Look through the material that follows and show every line with the string "conversion".

------------------------------------------------

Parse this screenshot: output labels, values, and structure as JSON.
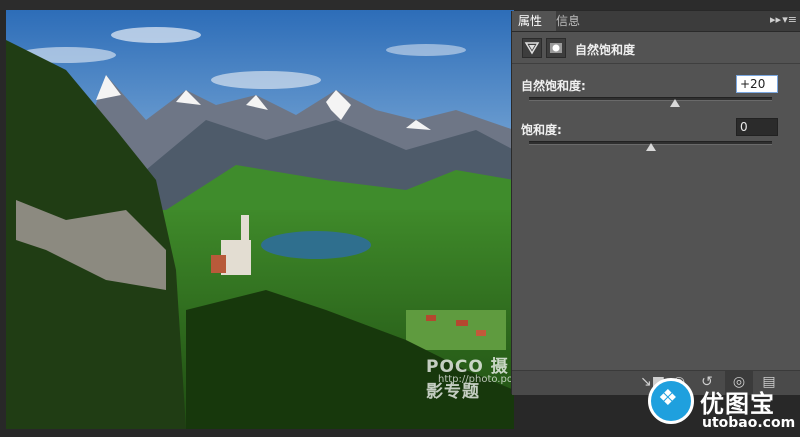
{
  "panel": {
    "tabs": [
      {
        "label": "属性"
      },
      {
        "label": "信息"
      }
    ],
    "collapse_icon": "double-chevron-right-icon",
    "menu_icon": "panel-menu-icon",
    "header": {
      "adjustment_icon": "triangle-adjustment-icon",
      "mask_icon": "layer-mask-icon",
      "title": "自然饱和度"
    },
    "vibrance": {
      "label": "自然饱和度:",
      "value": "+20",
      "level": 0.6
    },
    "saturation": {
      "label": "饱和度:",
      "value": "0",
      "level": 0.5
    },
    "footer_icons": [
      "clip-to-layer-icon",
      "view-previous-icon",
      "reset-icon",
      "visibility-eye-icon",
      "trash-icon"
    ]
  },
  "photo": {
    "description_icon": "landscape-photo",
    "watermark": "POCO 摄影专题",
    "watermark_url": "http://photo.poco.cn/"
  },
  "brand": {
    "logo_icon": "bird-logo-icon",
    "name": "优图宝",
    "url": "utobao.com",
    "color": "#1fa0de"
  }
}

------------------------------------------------

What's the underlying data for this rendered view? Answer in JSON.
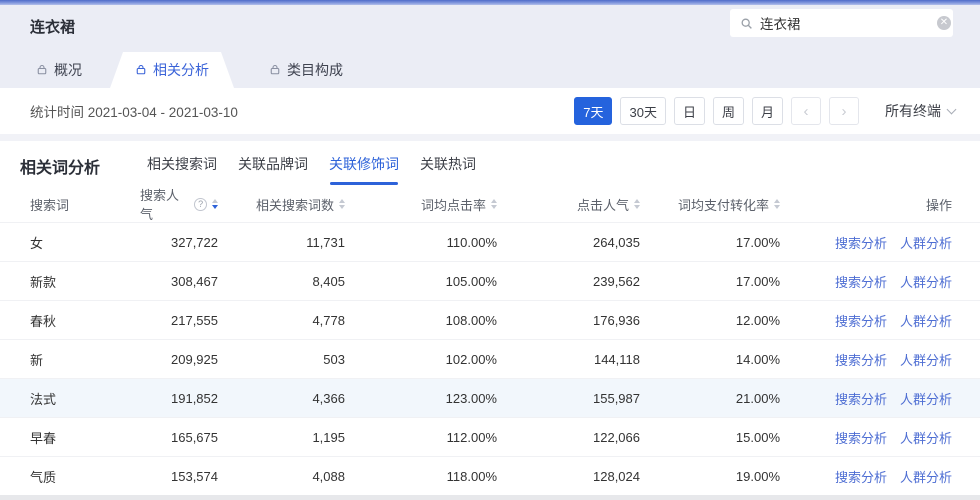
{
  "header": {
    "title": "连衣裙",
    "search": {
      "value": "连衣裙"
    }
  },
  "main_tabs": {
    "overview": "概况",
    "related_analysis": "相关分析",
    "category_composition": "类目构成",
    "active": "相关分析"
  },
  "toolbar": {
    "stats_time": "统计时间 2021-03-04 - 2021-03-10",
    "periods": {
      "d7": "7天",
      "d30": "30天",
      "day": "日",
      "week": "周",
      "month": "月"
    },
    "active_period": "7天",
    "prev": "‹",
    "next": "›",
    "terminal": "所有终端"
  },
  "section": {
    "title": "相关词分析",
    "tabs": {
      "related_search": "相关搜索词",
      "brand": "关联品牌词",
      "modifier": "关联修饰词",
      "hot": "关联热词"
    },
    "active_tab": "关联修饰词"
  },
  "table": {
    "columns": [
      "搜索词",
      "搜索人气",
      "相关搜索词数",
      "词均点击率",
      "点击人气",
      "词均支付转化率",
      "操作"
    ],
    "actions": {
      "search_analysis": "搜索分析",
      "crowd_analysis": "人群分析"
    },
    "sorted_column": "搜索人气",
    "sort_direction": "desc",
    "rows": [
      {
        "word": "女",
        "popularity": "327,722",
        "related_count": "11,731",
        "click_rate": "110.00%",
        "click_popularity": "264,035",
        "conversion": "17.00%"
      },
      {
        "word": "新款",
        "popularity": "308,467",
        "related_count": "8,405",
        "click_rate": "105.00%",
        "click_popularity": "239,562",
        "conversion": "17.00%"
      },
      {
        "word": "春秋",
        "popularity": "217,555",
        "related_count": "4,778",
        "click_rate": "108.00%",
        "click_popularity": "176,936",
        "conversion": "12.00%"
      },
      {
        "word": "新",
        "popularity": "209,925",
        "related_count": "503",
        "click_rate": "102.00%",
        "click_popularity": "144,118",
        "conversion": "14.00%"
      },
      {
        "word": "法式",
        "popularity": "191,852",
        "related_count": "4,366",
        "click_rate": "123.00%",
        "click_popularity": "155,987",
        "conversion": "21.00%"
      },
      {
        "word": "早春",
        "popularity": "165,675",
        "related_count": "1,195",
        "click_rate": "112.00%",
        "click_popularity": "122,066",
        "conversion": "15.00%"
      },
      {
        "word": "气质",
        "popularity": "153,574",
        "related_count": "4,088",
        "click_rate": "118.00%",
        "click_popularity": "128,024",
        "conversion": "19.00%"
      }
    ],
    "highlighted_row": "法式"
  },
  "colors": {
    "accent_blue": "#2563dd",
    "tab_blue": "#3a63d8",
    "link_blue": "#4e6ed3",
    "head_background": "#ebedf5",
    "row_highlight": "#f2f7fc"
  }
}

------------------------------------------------

Output of the exercise
        "conversion": "17.00%"
        "conversion": "17.00%"
        "conversion": "12.00%"
        "conversion": "14.00%"
        "conversion": "21.00%"
        "conversion": "15.00%"
        "conversion": "19.00%"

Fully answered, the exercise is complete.